Nose - Very fudgy. Some dunnage notes and funkier peat. Mixed berry jam. How about brownies with a raspberry ribbon?
Palate - Starts with honey, oranges and lots of fresh ginger. But then the K8's heat comes blasting in. It turns tangy and peppery. With port-like berries and pretzels?
Finish - A gingery sizzle on the tongue. Tangy and sour citrus. Pepper. Less heat.
Commentary: It's an improvement. It's also sort of a mess on the palate. The nose works though. Fascinating how just a little bit of the 43%abv 18yo malt totally turned the nose around.

Nose - More grapes. Cocoa and baked blueberries. The peat fades into a soil-like note. Chocolate malt, nougat, graphite and a hint of lime.
Palate - Softer heat and more graceful peat. Limes, berries, light florals, milk chocolate. Mothballs. Less ginger. A bit winey at times.
Finish - Big. Ginger, pepper, citrus candy and peat.
Comments: Best mouthfeel and longest finish of the foursome. It's the closest to a complete product, though again the theoretically thinned out older malt still knocks the younger stuff right over in the mix. More of the 18yo would have hidden the Kilkerran entirely. Though that's not the worst thing, it also wouldn't result in a balanced blend.

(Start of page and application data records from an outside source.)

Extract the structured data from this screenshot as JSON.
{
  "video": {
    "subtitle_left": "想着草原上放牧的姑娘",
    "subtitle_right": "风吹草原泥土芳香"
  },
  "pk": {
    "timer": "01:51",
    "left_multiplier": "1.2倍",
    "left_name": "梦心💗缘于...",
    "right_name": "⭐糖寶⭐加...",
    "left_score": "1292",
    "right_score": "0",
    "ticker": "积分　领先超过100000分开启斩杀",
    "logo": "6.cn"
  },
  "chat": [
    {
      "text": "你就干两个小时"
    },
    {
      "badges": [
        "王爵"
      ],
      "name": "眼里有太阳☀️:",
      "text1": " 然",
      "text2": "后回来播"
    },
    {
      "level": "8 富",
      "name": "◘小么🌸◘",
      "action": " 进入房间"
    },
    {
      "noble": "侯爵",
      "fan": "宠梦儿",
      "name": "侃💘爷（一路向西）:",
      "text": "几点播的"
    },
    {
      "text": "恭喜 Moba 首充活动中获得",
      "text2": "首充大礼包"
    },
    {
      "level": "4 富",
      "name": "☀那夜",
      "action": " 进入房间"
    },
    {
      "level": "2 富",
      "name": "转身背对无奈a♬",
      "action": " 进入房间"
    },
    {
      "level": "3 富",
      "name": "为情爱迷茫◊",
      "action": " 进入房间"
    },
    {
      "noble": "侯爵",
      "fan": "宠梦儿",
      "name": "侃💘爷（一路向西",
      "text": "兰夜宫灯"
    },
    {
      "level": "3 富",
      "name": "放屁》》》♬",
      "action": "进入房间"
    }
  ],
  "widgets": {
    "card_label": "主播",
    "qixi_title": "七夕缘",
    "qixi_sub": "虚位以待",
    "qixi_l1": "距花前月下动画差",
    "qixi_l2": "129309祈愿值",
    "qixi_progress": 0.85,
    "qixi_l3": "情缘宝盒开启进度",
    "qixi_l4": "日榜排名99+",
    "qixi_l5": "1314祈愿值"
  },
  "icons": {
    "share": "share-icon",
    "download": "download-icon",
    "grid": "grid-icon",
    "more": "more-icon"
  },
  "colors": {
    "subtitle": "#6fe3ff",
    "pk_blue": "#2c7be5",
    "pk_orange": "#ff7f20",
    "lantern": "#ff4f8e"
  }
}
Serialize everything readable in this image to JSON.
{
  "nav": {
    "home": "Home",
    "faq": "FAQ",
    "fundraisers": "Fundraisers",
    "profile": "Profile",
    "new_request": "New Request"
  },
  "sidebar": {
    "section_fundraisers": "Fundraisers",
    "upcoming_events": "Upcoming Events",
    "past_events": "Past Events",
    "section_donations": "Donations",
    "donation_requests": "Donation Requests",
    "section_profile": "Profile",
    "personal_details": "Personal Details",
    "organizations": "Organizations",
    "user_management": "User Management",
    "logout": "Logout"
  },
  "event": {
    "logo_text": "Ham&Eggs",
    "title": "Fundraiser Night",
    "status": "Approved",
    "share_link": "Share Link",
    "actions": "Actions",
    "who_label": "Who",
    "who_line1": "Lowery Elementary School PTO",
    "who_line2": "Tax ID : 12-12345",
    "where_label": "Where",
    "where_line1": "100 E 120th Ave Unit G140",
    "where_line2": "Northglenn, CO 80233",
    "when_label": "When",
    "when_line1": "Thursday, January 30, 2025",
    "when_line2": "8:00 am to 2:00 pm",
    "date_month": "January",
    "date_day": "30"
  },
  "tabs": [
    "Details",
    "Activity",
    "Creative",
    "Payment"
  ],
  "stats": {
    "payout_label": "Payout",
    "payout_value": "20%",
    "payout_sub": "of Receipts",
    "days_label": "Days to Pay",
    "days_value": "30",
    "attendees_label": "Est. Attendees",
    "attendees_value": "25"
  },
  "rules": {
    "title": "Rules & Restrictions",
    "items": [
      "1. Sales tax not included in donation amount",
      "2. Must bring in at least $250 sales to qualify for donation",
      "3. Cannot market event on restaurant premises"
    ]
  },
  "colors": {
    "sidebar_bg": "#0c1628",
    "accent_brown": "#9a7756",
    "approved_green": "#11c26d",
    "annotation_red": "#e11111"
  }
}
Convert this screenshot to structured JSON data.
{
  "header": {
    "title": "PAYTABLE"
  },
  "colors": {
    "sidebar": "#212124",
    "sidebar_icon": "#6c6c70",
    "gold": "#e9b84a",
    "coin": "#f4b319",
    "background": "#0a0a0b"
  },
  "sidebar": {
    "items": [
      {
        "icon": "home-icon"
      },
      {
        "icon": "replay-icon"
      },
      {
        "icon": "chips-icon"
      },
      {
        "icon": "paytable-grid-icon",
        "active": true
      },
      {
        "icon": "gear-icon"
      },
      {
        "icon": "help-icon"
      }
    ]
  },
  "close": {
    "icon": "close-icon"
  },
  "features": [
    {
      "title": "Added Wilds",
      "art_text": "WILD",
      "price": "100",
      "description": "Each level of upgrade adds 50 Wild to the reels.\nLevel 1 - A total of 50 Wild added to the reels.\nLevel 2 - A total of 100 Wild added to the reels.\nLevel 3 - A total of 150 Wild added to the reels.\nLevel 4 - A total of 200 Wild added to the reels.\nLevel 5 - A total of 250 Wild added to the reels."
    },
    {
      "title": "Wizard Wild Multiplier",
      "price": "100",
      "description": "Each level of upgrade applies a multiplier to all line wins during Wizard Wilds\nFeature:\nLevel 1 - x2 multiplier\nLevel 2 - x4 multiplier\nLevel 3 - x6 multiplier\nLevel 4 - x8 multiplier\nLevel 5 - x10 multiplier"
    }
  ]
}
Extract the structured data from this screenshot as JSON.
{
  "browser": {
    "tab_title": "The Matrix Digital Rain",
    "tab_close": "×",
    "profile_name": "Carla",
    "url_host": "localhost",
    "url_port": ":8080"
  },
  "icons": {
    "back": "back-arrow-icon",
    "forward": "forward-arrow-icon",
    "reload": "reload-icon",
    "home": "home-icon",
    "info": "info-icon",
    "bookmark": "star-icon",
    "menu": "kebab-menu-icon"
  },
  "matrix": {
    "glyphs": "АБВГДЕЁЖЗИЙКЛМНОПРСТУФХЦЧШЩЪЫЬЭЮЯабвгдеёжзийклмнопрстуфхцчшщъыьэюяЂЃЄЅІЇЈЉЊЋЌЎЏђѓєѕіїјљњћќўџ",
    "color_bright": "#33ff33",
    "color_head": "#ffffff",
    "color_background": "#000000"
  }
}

KILL GROUSE, THE ELDER wins the battle, and that was entirely due to the surprisingly muscular Famous Grouse 18yo malt. But. Kilkerran Work in Progress editions 5 through 7 (all woods) would beat all four of these contestants by some margin. So I'm going to steer clear of the Kilkerran CSes until they pick up some age or a few sherry casks.